Back to more modern horror, we get an interview with the director and co-writer of the excellent recent frightfest, Ouija: Origin of Evil. Fans of another horror publication will recognize the interviewer’s name in Michael Gingold, Fangoria‘s previous longtime managing editor. While we hope Fangoria will soon be back to sharing shelf space with Scream as they work out distribution issues (though they continue to release the mag in digital form), it’s great to see Michael doing what he does best, write compelling and enlightening pieces covering the world of horror. Also currently the East Coast editor of Canada’s Rue Morgue magazine (see, horror in print is alive and well!), Michael has also been a champion of independent genre film, and in addition to Ouija, he interviews the makers of Here Alone, a shot on a budget take on a post-apocalyptic world where infected people (not zombies, per se) are running amok. Set for a U.S. release early next year, it sounds like one to watch out for.
We’ve only scratched the flesh from the surface – there’s plenty more guts and sinew to munch on in this issue of Scream magazine. From their ongoing series on 21st Century Frights to A Nightmare on Elm Street’s Amanda Wyss on her memorable death scene, to a chat with filmmaker, Ken Cosentino, on his remake, Attack of the Killer Shrews, there’s a lot covered, from cover to cover.

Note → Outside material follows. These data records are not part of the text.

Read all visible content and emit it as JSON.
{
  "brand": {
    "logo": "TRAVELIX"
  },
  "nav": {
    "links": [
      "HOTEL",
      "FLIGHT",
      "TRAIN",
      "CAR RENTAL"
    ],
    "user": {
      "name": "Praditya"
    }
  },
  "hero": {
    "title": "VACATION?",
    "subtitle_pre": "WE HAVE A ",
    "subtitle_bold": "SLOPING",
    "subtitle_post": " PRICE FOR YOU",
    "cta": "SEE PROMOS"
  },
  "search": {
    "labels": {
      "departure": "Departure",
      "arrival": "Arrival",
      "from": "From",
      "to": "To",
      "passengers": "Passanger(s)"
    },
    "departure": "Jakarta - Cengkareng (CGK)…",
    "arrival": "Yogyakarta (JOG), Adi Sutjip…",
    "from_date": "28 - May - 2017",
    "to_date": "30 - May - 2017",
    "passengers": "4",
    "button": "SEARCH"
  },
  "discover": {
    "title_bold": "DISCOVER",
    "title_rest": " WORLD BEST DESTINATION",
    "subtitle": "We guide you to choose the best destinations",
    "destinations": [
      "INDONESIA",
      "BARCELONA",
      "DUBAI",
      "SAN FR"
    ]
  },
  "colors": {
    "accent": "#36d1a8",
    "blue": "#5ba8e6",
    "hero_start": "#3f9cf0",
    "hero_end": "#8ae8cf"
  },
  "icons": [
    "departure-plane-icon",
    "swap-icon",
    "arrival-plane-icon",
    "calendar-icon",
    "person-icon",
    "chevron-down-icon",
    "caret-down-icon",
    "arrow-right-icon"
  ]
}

Videogame and book reviews, what’s hot on Blu-ray and DVD, a reverential look at some classic VHS titles, and a Behind the Screams, which offers up the latest news in the world of horror, help to round out the issue. It’s a wealth of material that never fails to be entertaining and informative. What’s great is the mix of old and new. Horror fans certainly crave new releases but they also appreciate the classics and lower-budget fare as well – and Scream chronicles all of it.
We in America owe a lot to the British. Heck, they gave us our country. OK, they didn’t exactly give it to us, but you know what we mean. When it comes to horror, they’ve been at the forefront for decades. From famed authors, Mary Shelley, Bram Stoker and Clive Barker, to horror icons, Boris Karloff and Christopher Lee, from Hammer Films to recent classics like 28 Days Later, Shaun of the Dead and The Descent, the Brits have a long, illustrious history of horror. As other parts of the world already know, Scream magazine is there for all of it and now, for all of us here in America. So, head to your local Barnes and Noble – but hurry, these issues sell out fast. You can also save yourself the time and subscribe (and get back issues) at Screamhorrormag.com. Here, you’ll find even more up-to-date news and info. You can also follow them on their Scream Facebook page so you’ll know what to expect and when. So, join John Carpenter himself and get your Scream on!
— review by Brian de Castro